Before a supine government and a doubting opposition, Churchill persistently argued the case for taking the German threat seriously and for the need to prevent the Luftwaffe from securing parity with the Royal Air Force. In this he was supported by a small but devoted personal following, in particular the gifted, curmudgeonly Oxford physics professor Frederick A. Lindemann later Lord Cherwellwho enabled him to build up at Chartwell a private intelligence centre the information of which was often superior to that of the government.

When Baldwin became prime minister in 1935, he persisted in excluding Churchill from office but gave him the exceptional privilege of membership in the secret committee on air-defense research, thus enabling him to work on some vital national problems. The crisis that developed when Italy invaded Ethiopia in 1935 found Churchill ill prepared, divided between a desire to build up the League of Nations around the concept of collective security and the fear that collective action would drive Benito Mussolini into the arms of Hitler.

The Spanish Civil War 1936—39 found him convinced of the virtues of nonintervention, first as a supporter and later as a critic of Francisco Franco. Such vagaries of judgment in fact reflected the overwhelming priority he accorded to one issue—the containment of German aggressiveness. When Neville Chamberlain succeeded Baldwin, the gulf between the Cassandra-like Churchill and the Conservative leaders widened. Yet his handful of followers remained small; politically, Chamberlain felt secure in ignoring them.

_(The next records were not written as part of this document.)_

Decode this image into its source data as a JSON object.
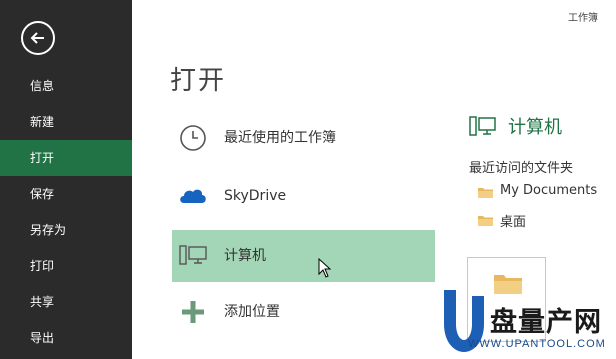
{
  "window": {
    "title_partial": "工作簿"
  },
  "sidebar": {
    "items": [
      {
        "label": "信息",
        "active": false
      },
      {
        "label": "新建",
        "active": false
      },
      {
        "label": "打开",
        "active": true
      },
      {
        "label": "保存",
        "active": false
      },
      {
        "label": "另存为",
        "active": false
      },
      {
        "label": "打印",
        "active": false
      },
      {
        "label": "共享",
        "active": false
      },
      {
        "label": "导出",
        "active": false
      }
    ]
  },
  "main": {
    "title": "打开",
    "places": [
      {
        "label": "最近使用的工作簿",
        "icon": "clock-icon",
        "selected": false
      },
      {
        "label": "SkyDrive",
        "icon": "cloud-icon",
        "selected": false
      },
      {
        "label": "计算机",
        "icon": "computer-icon",
        "selected": true
      },
      {
        "label": "添加位置",
        "icon": "plus-icon",
        "selected": false
      }
    ]
  },
  "right_panel": {
    "title": "计算机",
    "recent_heading": "最近访问的文件夹",
    "folders": [
      {
        "label": "My Documents",
        "icon": "folder-icon"
      },
      {
        "label": "桌面",
        "icon": "folder-icon"
      }
    ],
    "browse_icon": "folder-icon"
  },
  "watermark": {
    "brand": "盘量产网",
    "url": "WWW.UPANTOOL.COM",
    "logo_letter": "U"
  },
  "colors": {
    "accent": "#217346",
    "sidebar_bg": "#2b2b2b",
    "selected_bg": "#a3d6b6"
  }
}
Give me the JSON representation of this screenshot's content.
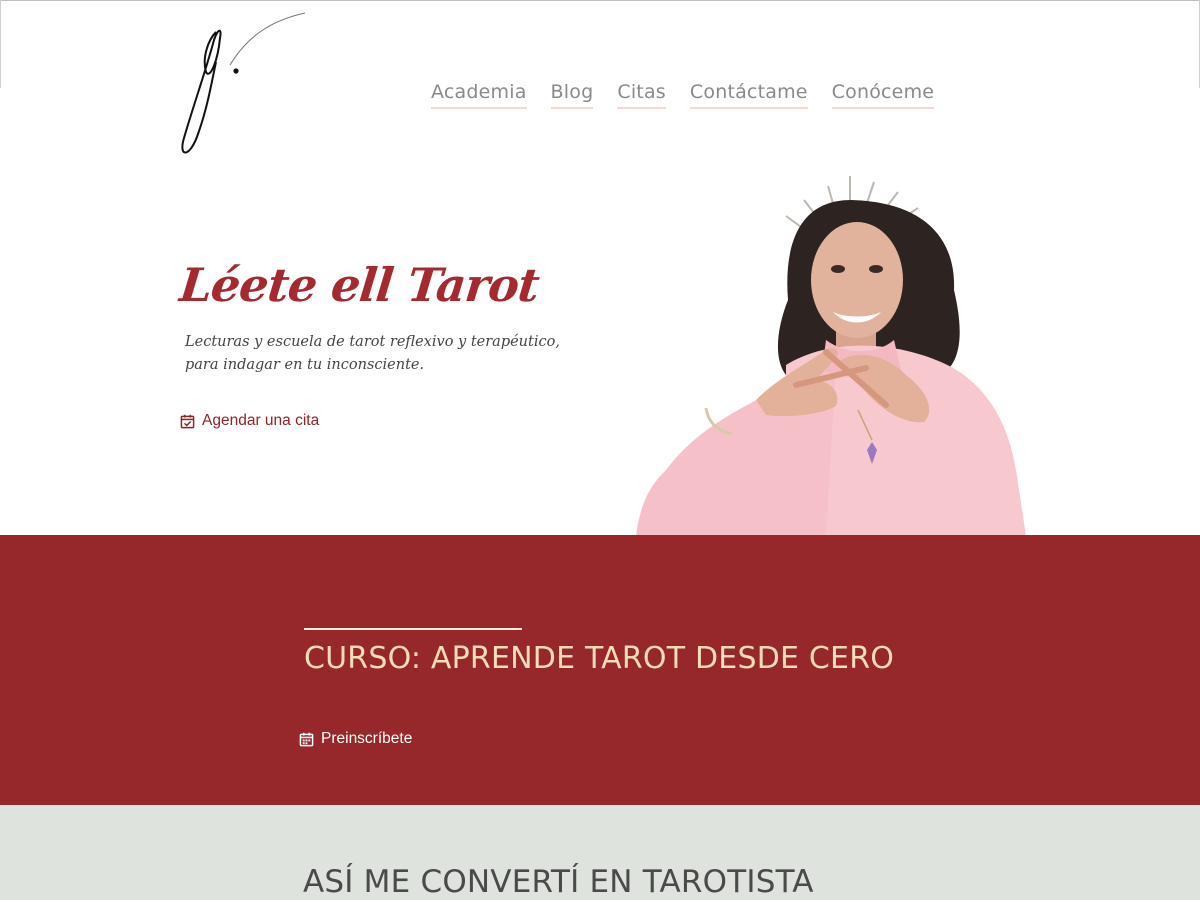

As German pressure mounted on CzechoslovakiaChurchill without success urged the government to effect a joint declaration of purpose by Great Britain, France, and the Soviet Union. As long as peace lasted, Chamberlain ignored all such persuasions.

The signal went out to the fleet: